'''
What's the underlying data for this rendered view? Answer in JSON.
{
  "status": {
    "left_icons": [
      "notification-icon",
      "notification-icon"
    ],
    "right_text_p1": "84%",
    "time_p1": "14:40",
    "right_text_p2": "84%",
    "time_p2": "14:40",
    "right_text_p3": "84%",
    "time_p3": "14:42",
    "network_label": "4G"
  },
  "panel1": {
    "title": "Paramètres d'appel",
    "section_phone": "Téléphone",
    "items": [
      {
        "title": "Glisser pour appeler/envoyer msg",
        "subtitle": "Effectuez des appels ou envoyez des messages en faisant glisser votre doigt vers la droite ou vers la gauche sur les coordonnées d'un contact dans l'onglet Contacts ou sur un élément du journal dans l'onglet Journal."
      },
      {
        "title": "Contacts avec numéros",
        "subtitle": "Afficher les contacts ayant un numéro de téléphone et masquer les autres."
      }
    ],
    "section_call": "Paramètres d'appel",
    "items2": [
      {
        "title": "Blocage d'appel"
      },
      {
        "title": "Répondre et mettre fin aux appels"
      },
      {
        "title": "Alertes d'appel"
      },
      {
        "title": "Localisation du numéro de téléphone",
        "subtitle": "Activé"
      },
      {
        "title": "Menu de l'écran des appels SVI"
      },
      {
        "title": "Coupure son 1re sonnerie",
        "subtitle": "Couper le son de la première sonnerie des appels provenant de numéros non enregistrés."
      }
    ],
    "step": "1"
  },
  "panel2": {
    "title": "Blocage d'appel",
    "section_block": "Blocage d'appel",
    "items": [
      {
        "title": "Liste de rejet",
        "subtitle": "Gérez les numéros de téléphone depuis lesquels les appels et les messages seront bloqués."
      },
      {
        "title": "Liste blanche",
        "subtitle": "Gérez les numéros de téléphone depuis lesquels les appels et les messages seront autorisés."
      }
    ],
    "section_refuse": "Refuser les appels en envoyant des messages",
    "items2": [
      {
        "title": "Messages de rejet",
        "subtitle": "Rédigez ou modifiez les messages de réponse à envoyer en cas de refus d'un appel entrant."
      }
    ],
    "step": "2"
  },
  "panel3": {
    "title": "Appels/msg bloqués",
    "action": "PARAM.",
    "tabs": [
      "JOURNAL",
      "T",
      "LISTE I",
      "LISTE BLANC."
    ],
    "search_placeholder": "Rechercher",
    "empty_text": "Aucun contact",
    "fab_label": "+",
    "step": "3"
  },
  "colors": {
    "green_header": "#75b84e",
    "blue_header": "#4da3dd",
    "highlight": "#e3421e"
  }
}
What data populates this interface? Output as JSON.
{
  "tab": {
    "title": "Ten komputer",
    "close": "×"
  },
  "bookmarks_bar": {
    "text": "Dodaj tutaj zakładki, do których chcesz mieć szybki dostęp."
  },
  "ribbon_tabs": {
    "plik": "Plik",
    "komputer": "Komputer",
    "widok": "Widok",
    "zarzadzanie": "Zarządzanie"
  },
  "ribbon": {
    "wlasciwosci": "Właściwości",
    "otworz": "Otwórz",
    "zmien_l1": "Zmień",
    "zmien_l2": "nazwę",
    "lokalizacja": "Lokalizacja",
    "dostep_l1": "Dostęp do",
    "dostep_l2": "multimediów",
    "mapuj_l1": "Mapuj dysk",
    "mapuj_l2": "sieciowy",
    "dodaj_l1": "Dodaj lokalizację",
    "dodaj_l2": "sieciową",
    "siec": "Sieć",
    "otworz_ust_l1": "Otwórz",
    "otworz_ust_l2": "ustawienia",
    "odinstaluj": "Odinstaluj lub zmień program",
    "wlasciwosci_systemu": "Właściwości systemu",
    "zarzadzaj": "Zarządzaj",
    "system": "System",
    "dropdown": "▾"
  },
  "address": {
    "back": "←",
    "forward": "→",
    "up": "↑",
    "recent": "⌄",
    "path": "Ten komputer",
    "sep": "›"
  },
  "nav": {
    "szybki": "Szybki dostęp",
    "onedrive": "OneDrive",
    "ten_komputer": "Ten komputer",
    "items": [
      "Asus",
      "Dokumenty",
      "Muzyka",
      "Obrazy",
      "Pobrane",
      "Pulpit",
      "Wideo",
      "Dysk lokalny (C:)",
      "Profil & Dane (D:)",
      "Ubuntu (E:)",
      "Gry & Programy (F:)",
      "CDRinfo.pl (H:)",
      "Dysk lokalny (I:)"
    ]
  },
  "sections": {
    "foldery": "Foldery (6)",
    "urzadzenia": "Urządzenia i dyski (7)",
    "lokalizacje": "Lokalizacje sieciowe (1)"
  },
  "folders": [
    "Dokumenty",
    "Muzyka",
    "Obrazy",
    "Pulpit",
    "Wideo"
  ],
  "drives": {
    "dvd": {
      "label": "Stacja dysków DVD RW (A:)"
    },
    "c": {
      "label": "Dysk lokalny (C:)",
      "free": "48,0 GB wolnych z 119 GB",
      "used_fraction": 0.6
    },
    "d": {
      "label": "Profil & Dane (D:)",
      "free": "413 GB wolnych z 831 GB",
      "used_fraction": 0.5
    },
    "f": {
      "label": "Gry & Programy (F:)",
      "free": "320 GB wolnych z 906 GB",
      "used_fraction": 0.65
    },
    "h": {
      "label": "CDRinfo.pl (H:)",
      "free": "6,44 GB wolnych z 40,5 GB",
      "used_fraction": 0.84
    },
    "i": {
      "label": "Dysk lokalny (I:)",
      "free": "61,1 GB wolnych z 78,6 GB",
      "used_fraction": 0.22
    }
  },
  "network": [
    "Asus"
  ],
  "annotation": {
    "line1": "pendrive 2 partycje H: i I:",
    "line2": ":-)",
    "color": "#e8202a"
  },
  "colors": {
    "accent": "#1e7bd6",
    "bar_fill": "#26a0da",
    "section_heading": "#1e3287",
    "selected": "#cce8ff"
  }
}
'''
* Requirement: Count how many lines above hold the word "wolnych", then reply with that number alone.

* Your response: 5